Information provided:
==*==

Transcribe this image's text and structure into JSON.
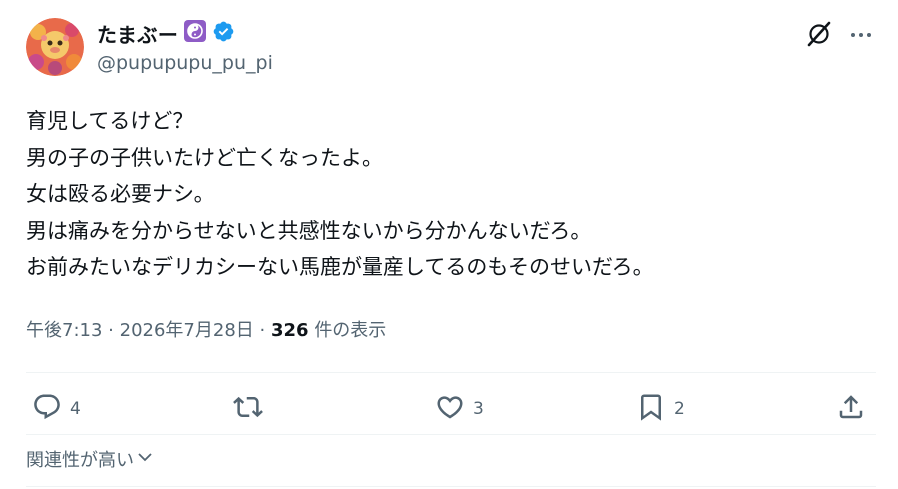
{
  "user": {
    "display_name": "たまぶー",
    "handle": "@pupupupu_pu_pi",
    "verified_color": "#1d9bf0",
    "badge_color": "#8e5cc6"
  },
  "post": {
    "lines": [
      "育児してるけど？",
      "男の子の子供いたけど亡くなったよ。",
      "女は殴る必要ナシ。",
      "男は痛みを分からせないと共感性ないから分かんないだろ。",
      "お前みたいなデリカシーない馬鹿が量産してるのもそのせいだろ。"
    ],
    "time": "午後7:13",
    "separator": "·",
    "date": "2026年7月28日",
    "views_count": "326",
    "views_label": "件の表示"
  },
  "actions": {
    "replies": "4",
    "retweets": "",
    "likes": "3",
    "bookmarks": "2"
  },
  "icons": [
    "grok-icon",
    "more-icon",
    "reply-icon",
    "retweet-icon",
    "like-icon",
    "bookmark-icon",
    "share-icon",
    "chevron-down-icon",
    "verified-icon",
    "yin-yang-icon"
  ],
  "related": {
    "label": "関連性が高い"
  }
}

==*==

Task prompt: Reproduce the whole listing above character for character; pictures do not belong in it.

Task result:
Transcribe this image's text and structure into JSON.
{
  "user": {
    "display_name": "たまぶー",
    "handle": "@pupupupu_pu_pi",
    "verified_color": "#1d9bf0",
    "badge_color": "#8e5cc6"
  },
  "post": {
    "lines": [
      "育児してるけど？",
      "男の子の子供いたけど亡くなったよ。",
      "女は殴る必要ナシ。",
      "男は痛みを分からせないと共感性ないから分かんないだろ。",
      "お前みたいなデリカシーない馬鹿が量産してるのもそのせいだろ。"
    ],
    "time": "午後7:13",
    "separator": "·",
    "date": "2026年7月28日",
    "views_count": "326",
    "views_label": "件の表示"
  },
  "actions": {
    "replies": "4",
    "retweets": "",
    "likes": "3",
    "bookmarks": "2"
  },
  "icons": [
    "grok-icon",
    "more-icon",
    "reply-icon",
    "retweet-icon",
    "like-icon",
    "bookmark-icon",
    "share-icon",
    "chevron-down-icon",
    "verified-icon",
    "yin-yang-icon"
  ],
  "related": {
    "label": "関連性が高い"
  }
}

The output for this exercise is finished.